PCS has contacted members across the DWP in recent days, asking them to share their fears regarding the £20 cut and the feedback we have received has been both overwhelming and alarming. Below are just a few testimonies (names have been changed) from our members, your staff, who are in receipt of Universal Credit:

Margaret, a single parent who is a full time Executive Officer at Job Centre Plus – “I claim UC and I am struggling to make ends meet already without losing the uplift. The cost of food has increased, and I have had to increase my food budget by £20 a month to reflect that, also fuel has increased to its highest cost per litre in quite some time, now gas and electricity going up is really making me scared for the future. I don’t have anything to cut back on anymore and I am going to be forced into a position where I am asking family to help me out with food in the last week of the month”

Greg, Executive Officer at Job Centre Plus – “I am a single parent with a 16 year old son who has just started college. The £20 a week loss will make it increasingly difficult for me to afford his bus fare and provide him with adequate lunches. I struggle with anxiety, taking daily medication for it, and this has got much worse over the last few weeks knowing that yet again I have to try and do more with less.

Wendy, Administrative Officer at DWP contact centre – “I am going to struggle with the £20 stopping which I feel is incredibly unfair. I know it’s only £20 but when you have a small child who I receive DLA for and a partner who can’t find work at the moment, this is a lot to lose. I just feel the Government need to make sure people are not going into financial hardship which a lot of people are going to find themselves in.”

I am appalled that our members are not only facing these hardships but that their own pay is so poor that they are in receipt of benefits.

You and other Cabinet members have claimed that the issue can be solved by people ‘working an extra two hours’. This is false. Assuming a worker received £10 per hour, two hours extra would be £20 in the pay packet but the Universal Credit they receive would automatically be cut by £12.60 per week. To make up the missing £20, a worker actually needs to earn an extra £54 which means they need to work an extra six hours, not a couple of hours as has been portrayed, not taking into account other expenses such as childcare.

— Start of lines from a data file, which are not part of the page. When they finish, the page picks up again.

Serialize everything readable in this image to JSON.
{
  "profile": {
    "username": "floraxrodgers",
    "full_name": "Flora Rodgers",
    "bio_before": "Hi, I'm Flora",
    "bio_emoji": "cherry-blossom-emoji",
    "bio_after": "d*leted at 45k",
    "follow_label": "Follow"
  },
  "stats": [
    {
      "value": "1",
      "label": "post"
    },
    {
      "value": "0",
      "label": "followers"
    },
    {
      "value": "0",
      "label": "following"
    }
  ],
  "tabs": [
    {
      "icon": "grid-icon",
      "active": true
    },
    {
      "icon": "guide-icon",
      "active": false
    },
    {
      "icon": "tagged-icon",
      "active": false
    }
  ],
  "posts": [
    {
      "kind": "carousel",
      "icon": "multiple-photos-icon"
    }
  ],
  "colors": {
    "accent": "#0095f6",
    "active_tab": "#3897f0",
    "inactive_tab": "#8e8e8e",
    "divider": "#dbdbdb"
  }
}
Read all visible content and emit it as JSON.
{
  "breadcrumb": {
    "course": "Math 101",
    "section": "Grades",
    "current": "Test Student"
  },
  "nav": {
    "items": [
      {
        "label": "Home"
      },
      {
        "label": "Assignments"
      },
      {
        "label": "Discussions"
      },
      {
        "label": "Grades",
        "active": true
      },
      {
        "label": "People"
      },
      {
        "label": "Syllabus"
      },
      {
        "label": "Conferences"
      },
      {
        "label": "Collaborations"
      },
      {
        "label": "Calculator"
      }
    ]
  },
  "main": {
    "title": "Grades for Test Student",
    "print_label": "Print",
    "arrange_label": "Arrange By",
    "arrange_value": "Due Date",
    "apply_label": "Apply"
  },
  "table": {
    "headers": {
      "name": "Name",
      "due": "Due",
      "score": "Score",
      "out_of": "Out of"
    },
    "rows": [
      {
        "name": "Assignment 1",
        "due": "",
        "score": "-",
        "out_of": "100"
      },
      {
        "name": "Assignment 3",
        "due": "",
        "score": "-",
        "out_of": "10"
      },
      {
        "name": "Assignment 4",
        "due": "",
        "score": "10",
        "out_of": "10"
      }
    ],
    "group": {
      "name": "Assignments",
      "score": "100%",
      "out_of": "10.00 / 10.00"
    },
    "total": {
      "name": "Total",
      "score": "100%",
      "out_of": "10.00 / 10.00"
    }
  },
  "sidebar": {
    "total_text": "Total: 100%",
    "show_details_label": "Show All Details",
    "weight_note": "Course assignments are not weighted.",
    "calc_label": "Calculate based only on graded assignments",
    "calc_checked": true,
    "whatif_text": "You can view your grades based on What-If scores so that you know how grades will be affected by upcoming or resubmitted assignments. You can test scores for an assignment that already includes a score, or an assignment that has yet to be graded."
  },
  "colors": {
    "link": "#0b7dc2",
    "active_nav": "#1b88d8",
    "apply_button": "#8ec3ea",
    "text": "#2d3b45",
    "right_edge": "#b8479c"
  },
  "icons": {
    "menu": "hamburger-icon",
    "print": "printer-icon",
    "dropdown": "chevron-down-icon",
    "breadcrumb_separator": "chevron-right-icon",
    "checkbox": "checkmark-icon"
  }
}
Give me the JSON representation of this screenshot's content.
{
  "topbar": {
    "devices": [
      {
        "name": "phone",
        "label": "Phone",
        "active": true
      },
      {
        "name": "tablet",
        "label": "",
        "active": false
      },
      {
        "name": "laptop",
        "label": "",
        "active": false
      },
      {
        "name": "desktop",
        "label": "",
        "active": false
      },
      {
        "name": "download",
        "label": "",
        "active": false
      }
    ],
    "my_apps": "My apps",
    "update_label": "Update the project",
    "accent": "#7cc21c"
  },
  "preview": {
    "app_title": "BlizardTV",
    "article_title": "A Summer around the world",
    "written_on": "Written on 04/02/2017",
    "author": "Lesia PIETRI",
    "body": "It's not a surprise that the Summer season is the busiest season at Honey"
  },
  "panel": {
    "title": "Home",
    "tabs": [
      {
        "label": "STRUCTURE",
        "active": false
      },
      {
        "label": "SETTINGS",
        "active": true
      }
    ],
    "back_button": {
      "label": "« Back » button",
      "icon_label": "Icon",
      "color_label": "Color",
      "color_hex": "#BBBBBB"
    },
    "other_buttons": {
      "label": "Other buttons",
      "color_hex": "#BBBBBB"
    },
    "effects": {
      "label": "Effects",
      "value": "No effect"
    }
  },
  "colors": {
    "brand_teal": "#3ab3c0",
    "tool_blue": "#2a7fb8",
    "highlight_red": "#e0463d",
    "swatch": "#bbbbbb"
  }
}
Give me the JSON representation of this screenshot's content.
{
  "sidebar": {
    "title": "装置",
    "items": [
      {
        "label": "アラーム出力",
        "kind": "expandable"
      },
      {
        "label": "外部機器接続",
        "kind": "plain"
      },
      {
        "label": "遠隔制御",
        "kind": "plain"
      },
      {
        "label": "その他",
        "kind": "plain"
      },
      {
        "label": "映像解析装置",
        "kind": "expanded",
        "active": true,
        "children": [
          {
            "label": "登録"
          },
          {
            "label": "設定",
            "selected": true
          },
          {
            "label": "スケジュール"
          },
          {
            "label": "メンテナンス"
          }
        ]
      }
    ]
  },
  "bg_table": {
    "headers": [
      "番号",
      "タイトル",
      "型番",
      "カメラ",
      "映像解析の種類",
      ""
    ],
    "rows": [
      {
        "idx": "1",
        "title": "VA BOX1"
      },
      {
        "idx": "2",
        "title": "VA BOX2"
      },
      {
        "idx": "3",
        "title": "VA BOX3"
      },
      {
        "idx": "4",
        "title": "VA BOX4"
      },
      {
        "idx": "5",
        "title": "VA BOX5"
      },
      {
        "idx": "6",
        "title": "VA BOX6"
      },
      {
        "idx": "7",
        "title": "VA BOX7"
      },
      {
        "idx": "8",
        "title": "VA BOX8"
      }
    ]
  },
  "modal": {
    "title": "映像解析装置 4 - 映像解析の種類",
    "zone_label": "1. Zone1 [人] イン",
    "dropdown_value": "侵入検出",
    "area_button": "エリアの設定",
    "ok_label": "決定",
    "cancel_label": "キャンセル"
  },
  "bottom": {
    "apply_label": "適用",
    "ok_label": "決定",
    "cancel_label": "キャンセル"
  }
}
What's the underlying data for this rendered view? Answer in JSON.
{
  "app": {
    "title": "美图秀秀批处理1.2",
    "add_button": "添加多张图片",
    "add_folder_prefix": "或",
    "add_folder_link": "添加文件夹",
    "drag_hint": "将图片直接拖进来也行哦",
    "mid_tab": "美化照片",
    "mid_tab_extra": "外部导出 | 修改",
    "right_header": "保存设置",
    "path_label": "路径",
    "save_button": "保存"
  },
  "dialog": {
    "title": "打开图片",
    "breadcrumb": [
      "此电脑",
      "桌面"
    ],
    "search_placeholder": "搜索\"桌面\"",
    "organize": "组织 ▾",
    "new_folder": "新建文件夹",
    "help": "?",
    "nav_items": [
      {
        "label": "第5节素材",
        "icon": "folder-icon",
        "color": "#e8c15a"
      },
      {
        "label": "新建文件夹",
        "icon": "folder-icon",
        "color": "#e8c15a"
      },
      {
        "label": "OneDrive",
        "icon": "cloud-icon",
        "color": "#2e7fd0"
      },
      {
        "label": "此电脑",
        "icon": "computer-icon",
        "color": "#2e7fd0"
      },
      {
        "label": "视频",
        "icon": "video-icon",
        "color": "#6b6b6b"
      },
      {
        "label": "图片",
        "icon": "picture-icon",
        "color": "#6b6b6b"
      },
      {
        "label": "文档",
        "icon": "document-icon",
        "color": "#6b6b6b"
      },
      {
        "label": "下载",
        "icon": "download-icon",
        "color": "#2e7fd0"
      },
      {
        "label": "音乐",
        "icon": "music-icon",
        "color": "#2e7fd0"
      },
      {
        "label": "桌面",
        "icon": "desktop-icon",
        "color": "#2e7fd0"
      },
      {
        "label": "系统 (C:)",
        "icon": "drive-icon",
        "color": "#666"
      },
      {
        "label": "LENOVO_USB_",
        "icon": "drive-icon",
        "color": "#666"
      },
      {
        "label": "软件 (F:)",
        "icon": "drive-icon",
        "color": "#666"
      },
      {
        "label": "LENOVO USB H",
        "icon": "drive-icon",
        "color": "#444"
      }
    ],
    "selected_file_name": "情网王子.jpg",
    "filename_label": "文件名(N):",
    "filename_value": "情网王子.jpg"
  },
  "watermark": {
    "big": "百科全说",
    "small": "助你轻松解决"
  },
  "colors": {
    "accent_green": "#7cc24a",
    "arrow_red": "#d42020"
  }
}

For many years PCS has tried to work with the Department to ensure the social security system is fit for purpose, that it delivers vital assistance to those who require state support and that it is fair, giving expert advice and knowledge for all who use it. In recent years we have been critical of system changes and the subsequent impact on our members and the claimants who they work to support day in and day out. But we have also worked to ensure our members are treated fairly, that morale is improved and that the Department acknowledge that these key, front line workers, deserve equality, fair pay and terms and conditions.

During lockdown and throughout the ongoing Covid-19 pandemic, our members have shown that they are adaptable, they have continued to work both from home and workplaces, ensuring the most vulnerable in our society receive the support they need in order to continue living their lives. It is therefore a kick in the teeth for thousands of these hardworking members to be facing not only a government imposed pay freeze but also the £20 cut which will push them into further financial difficulties, making theirs and their families lives more stressful and fraught, particularly leading into the winter months. PCS believes this cut can and should be stopped immediately.

I urge you as the Secretary of State to act immediately and take steps to stop this unnecessary cut which will impact our members and the lives of millions of others, many of whom are already in work.